Goal of the exercise
May I please have every record restated word for word, with the images left out?

Data records for software interfaces
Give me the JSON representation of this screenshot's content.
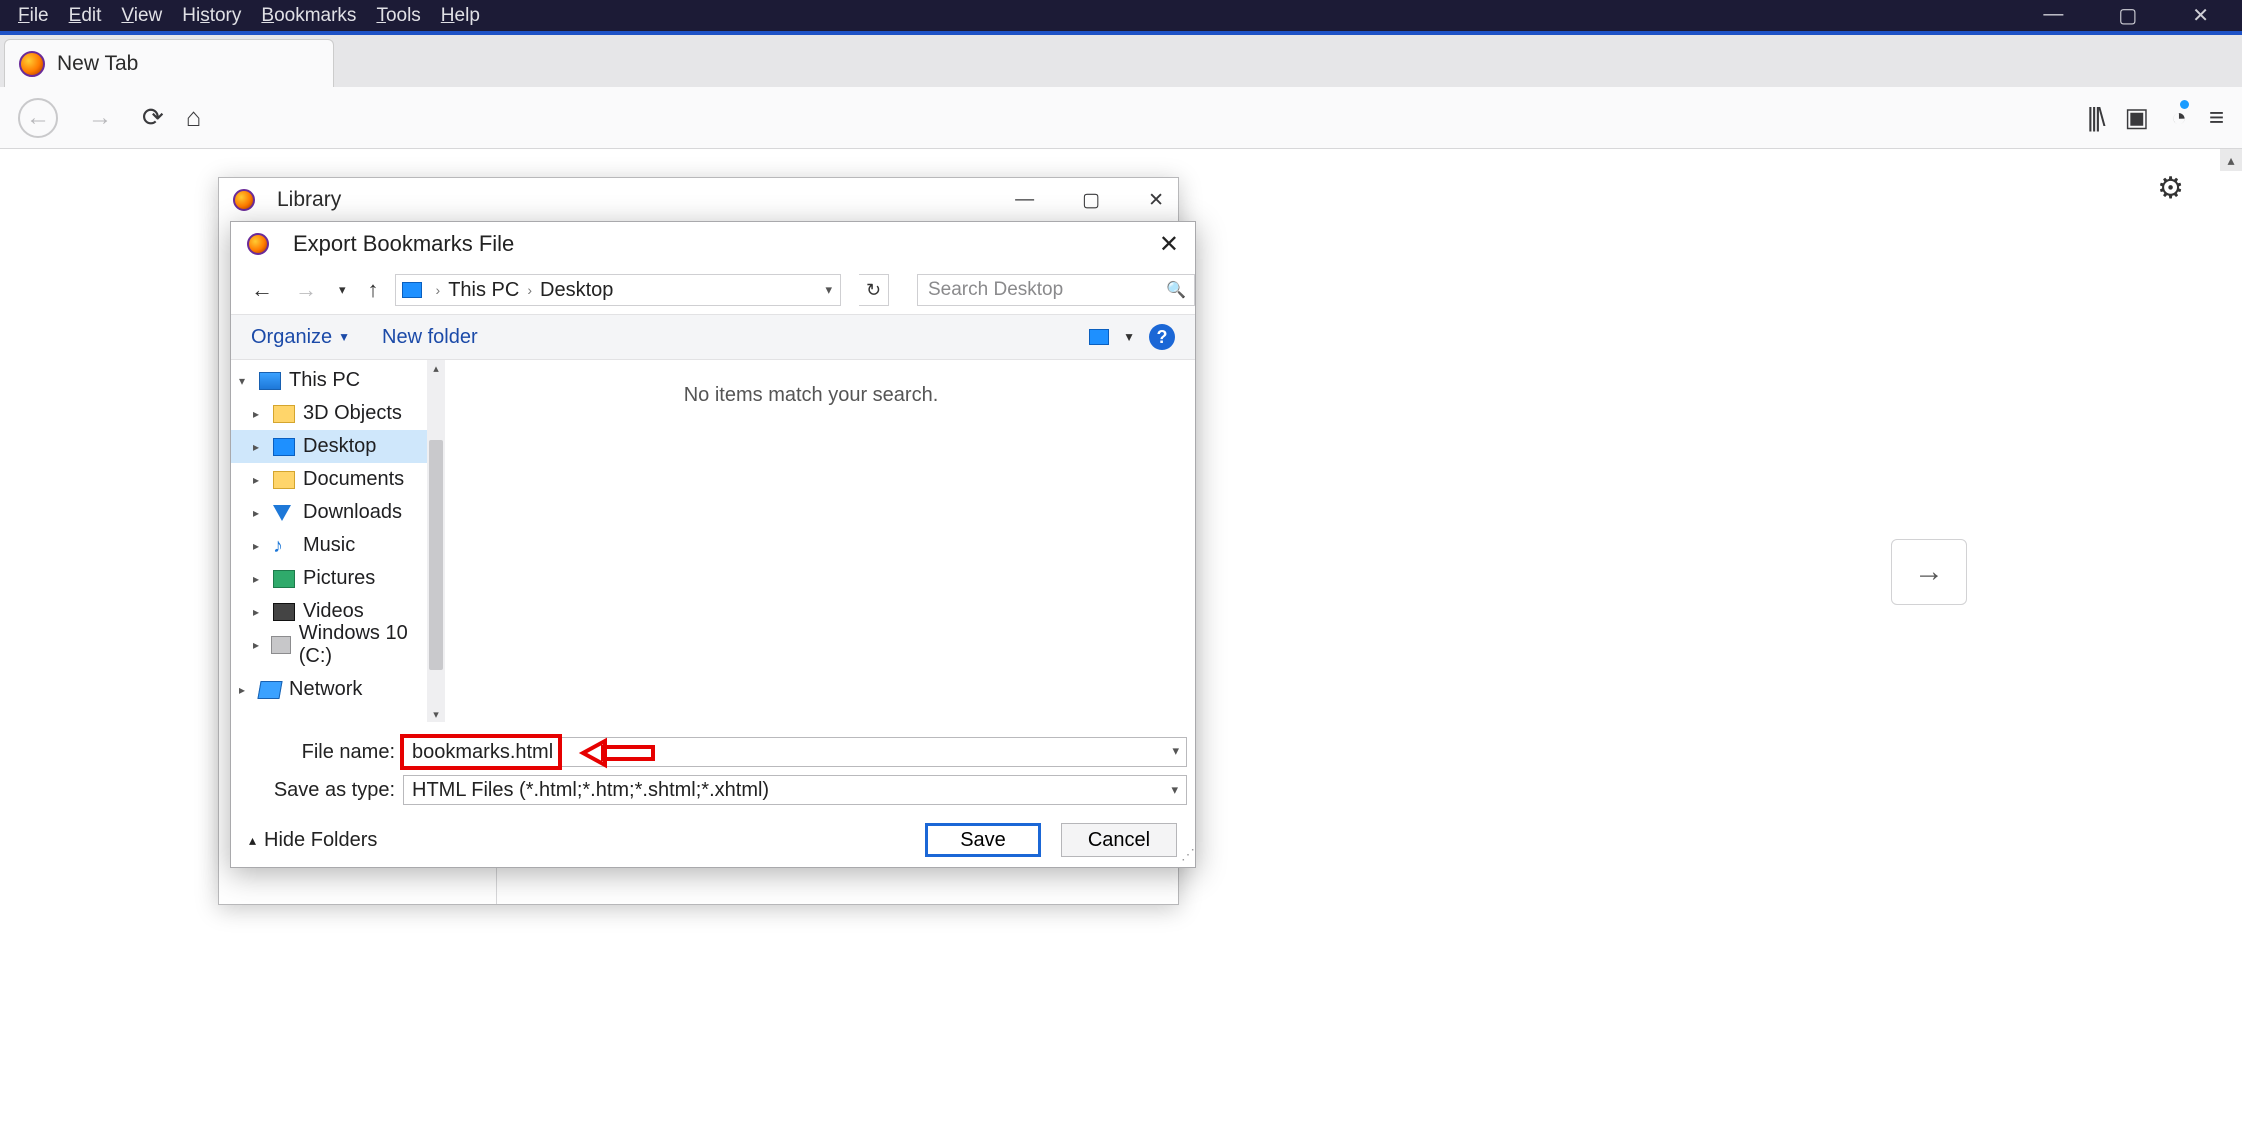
{
  "menubar": {
    "file": "File",
    "edit": "Edit",
    "view": "View",
    "history": "History",
    "bookmarks": "Bookmarks",
    "tools": "Tools",
    "help": "Help"
  },
  "sys": {
    "min": "—",
    "max": "▢",
    "close": "✕"
  },
  "tab": {
    "title": "New Tab"
  },
  "library": {
    "title": "Library",
    "sys": {
      "min": "—",
      "max": "▢",
      "close": "✕"
    }
  },
  "export": {
    "title": "Export Bookmarks File",
    "breadcrumb": {
      "pc": "This PC",
      "desktop": "Desktop"
    },
    "search_placeholder": "Search Desktop",
    "toolbar": {
      "organize": "Organize",
      "newfolder": "New folder"
    },
    "tree": {
      "thispc": "This PC",
      "items": [
        "3D Objects",
        "Desktop",
        "Documents",
        "Downloads",
        "Music",
        "Pictures",
        "Videos",
        "Windows 10 (C:)"
      ],
      "network": "Network"
    },
    "empty": "No items match your search.",
    "form": {
      "filename_label": "File name:",
      "filename_value": "bookmarks.html",
      "saveastype_label": "Save as type:",
      "saveastype_value": "HTML Files (*.html;*.htm;*.shtml;*.xhtml)"
    },
    "footer": {
      "hide": "Hide Folders",
      "save": "Save",
      "cancel": "Cancel"
    }
  }
}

Solution for this task
Give me the JSON representation of this screenshot's content.
{
  "menubar": {
    "file": "File",
    "edit": "Edit",
    "view": "View",
    "history": "History",
    "bookmarks": "Bookmarks",
    "tools": "Tools",
    "help": "Help"
  },
  "sys": {
    "min": "—",
    "max": "▢",
    "close": "✕"
  },
  "tab": {
    "title": "New Tab"
  },
  "library": {
    "title": "Library",
    "sys": {
      "min": "—",
      "max": "▢",
      "close": "✕"
    }
  },
  "export": {
    "title": "Export Bookmarks File",
    "breadcrumb": {
      "pc": "This PC",
      "desktop": "Desktop"
    },
    "search_placeholder": "Search Desktop",
    "toolbar": {
      "organize": "Organize",
      "newfolder": "New folder"
    },
    "tree": {
      "thispc": "This PC",
      "items": [
        "3D Objects",
        "Desktop",
        "Documents",
        "Downloads",
        "Music",
        "Pictures",
        "Videos",
        "Windows 10 (C:)"
      ],
      "network": "Network"
    },
    "empty": "No items match your search.",
    "form": {
      "filename_label": "File name:",
      "filename_value": "bookmarks.html",
      "saveastype_label": "Save as type:",
      "saveastype_value": "HTML Files (*.html;*.htm;*.shtml;*.xhtml)"
    },
    "footer": {
      "hide": "Hide Folders",
      "save": "Save",
      "cancel": "Cancel"
    }
  }
}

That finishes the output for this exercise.